What the task asks: Each line of the material below that holds the word "Statistics" needs to be copied.

==== Study material

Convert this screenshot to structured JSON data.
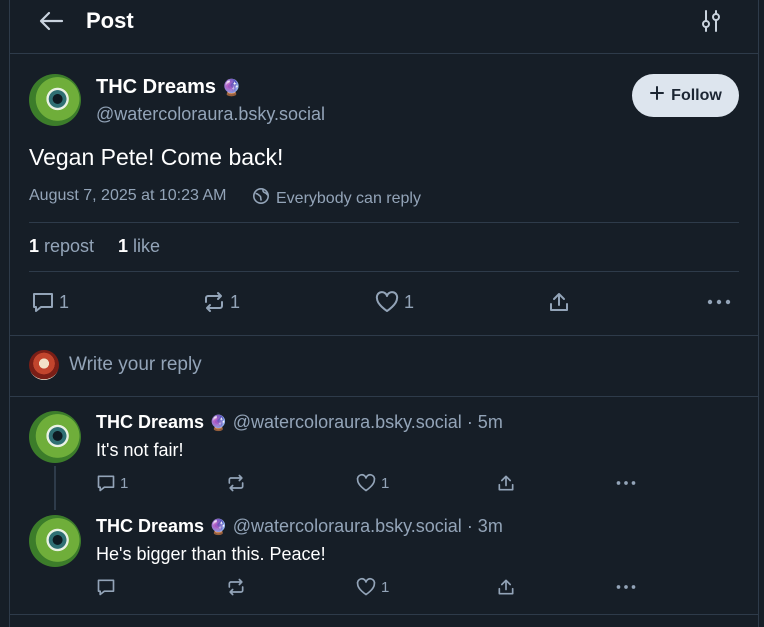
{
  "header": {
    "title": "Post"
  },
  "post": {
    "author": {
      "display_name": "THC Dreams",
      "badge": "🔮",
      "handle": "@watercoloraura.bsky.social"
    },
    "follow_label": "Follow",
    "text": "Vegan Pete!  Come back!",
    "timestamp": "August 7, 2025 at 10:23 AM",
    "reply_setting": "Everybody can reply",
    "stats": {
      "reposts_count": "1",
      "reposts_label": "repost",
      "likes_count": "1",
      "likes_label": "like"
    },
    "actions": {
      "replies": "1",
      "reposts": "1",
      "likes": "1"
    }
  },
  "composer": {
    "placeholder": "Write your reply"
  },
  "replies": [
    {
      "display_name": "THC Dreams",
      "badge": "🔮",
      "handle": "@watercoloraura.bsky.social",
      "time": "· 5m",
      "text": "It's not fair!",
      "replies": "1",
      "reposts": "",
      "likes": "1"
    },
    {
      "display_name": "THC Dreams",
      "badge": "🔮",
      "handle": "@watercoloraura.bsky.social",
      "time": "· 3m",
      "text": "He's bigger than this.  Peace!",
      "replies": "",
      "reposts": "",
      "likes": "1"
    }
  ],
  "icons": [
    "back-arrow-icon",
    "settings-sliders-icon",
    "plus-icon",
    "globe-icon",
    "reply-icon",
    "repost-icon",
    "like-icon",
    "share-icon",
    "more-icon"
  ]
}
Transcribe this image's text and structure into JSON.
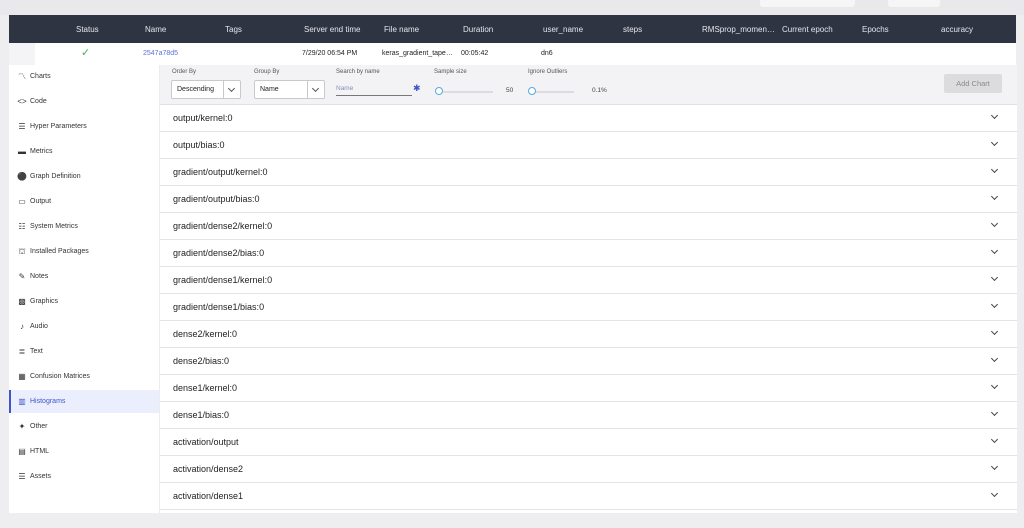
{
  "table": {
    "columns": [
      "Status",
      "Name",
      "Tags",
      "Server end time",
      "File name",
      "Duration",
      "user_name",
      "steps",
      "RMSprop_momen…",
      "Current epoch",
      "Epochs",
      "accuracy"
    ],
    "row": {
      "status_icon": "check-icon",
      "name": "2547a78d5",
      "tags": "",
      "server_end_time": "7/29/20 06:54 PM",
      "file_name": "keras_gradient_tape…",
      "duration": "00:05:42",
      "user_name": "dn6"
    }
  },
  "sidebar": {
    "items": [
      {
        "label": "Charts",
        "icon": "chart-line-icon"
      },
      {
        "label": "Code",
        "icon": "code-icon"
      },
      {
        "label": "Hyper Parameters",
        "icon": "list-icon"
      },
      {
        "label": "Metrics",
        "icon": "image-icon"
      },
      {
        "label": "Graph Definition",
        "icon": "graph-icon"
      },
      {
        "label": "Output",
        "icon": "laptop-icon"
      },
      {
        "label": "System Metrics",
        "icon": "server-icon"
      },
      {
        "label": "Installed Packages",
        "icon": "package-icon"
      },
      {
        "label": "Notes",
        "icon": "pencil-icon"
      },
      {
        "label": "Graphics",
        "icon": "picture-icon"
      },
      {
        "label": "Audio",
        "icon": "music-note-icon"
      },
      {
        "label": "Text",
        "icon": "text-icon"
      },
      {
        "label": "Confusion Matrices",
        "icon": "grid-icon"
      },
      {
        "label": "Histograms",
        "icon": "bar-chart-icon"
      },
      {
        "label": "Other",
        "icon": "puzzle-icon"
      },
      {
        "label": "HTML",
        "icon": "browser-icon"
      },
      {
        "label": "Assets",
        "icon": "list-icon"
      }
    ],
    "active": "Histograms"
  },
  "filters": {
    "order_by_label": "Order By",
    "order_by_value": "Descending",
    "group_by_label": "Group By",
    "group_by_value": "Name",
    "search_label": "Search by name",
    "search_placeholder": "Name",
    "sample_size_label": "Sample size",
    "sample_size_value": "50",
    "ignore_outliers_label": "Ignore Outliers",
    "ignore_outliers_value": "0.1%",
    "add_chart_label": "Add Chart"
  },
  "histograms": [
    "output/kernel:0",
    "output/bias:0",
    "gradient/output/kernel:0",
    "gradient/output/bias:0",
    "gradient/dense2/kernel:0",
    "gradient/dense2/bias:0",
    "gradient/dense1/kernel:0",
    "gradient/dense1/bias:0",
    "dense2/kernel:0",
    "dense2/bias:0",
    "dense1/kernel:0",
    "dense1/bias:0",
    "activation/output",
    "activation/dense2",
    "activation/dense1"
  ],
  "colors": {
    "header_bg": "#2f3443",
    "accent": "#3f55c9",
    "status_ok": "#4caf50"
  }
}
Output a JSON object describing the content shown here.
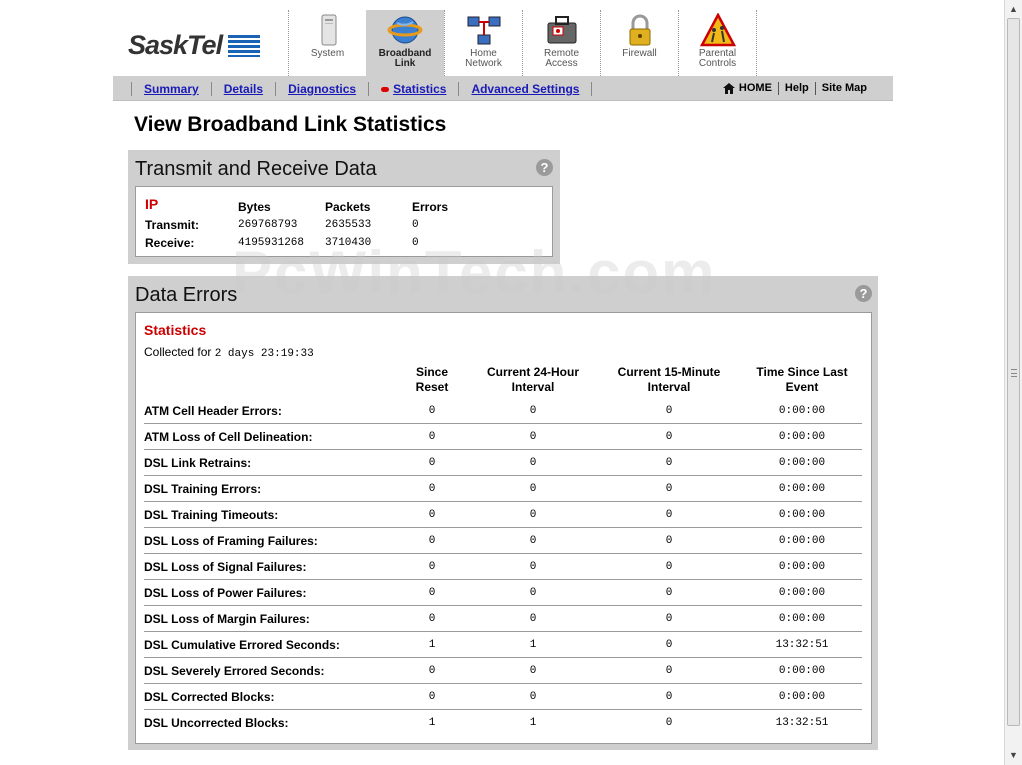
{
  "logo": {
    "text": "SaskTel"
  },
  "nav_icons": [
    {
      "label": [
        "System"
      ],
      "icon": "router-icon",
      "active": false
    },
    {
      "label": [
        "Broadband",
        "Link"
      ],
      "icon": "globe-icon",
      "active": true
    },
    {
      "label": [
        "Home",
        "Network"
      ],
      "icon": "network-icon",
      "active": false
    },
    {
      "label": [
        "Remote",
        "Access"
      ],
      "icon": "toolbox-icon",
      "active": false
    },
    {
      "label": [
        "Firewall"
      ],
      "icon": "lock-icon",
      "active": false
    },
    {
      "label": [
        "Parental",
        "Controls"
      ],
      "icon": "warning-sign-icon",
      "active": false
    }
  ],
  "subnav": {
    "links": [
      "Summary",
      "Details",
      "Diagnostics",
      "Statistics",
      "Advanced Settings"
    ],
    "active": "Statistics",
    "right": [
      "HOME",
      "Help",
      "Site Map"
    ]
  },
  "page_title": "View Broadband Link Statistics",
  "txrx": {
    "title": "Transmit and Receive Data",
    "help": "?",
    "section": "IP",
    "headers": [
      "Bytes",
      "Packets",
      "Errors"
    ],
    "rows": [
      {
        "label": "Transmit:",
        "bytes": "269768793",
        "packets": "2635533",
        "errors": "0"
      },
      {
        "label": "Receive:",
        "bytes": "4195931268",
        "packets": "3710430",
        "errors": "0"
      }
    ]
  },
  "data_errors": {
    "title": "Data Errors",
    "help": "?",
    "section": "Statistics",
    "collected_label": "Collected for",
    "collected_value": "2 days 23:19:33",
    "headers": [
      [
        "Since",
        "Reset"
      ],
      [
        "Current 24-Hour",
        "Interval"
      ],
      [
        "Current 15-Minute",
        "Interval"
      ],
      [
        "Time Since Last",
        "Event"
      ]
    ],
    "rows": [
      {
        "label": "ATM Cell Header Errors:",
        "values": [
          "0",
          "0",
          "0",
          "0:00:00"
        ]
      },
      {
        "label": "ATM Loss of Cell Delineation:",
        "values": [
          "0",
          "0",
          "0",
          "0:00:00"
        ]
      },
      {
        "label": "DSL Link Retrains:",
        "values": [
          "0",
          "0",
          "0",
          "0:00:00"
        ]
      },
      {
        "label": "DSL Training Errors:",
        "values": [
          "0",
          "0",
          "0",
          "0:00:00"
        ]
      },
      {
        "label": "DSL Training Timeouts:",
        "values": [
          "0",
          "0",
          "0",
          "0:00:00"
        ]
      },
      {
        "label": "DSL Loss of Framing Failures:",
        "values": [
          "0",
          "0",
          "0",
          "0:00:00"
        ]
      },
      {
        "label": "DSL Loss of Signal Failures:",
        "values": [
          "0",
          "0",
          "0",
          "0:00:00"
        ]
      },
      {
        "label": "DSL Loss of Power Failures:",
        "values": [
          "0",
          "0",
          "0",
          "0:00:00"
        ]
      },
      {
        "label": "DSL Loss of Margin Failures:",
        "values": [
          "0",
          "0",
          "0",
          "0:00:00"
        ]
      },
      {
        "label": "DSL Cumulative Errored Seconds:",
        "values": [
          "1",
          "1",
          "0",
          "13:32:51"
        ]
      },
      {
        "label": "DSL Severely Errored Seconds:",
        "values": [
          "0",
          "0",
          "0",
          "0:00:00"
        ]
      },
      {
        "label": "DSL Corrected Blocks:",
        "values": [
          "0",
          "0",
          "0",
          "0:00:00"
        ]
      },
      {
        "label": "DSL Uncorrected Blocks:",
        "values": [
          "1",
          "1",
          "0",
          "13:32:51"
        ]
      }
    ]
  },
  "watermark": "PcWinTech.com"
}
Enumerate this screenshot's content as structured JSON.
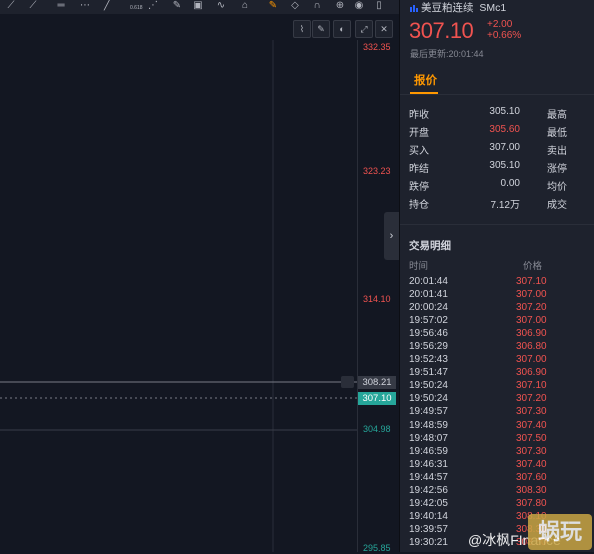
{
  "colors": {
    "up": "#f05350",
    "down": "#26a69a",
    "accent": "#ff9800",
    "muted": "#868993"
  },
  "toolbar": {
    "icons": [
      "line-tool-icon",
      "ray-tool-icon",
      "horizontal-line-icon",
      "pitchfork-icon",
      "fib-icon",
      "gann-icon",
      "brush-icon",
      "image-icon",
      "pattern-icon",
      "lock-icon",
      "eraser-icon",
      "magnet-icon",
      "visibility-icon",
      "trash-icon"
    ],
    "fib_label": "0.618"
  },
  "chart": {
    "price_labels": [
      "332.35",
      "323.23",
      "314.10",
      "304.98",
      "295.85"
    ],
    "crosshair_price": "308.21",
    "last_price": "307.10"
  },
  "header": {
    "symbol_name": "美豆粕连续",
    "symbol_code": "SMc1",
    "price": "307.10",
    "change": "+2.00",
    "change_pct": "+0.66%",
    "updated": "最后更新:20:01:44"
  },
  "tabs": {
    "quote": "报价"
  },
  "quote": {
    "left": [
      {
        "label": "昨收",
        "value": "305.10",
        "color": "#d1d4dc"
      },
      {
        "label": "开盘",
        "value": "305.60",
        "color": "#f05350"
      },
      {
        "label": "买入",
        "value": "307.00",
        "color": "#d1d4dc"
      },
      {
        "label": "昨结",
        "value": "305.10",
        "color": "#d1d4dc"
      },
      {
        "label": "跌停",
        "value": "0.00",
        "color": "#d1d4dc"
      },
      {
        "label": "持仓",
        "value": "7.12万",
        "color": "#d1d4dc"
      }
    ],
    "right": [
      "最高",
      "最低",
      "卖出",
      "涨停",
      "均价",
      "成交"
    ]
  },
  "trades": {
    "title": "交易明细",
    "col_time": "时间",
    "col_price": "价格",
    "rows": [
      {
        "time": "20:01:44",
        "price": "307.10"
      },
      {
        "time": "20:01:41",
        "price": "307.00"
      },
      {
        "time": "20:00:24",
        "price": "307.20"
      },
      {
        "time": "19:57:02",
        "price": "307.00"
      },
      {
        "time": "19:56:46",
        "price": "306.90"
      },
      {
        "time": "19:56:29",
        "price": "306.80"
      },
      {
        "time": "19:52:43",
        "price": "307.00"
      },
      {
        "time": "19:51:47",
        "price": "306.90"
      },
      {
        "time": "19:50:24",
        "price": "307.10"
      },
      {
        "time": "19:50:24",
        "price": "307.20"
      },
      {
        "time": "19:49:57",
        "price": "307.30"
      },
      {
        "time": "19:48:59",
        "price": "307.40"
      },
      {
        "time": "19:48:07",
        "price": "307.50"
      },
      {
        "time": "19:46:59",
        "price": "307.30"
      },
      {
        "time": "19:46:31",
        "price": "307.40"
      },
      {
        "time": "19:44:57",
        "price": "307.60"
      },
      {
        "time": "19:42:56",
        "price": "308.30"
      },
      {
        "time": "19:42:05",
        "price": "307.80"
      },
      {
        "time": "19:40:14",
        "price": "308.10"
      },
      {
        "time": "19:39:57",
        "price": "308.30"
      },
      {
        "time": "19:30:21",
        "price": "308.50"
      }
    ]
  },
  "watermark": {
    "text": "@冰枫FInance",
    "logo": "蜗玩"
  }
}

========

Task response:
      "Statistics",
    "active": "Statistics",
  "page_title": "View Broadband Link Statistics",
    "section": "Statistics",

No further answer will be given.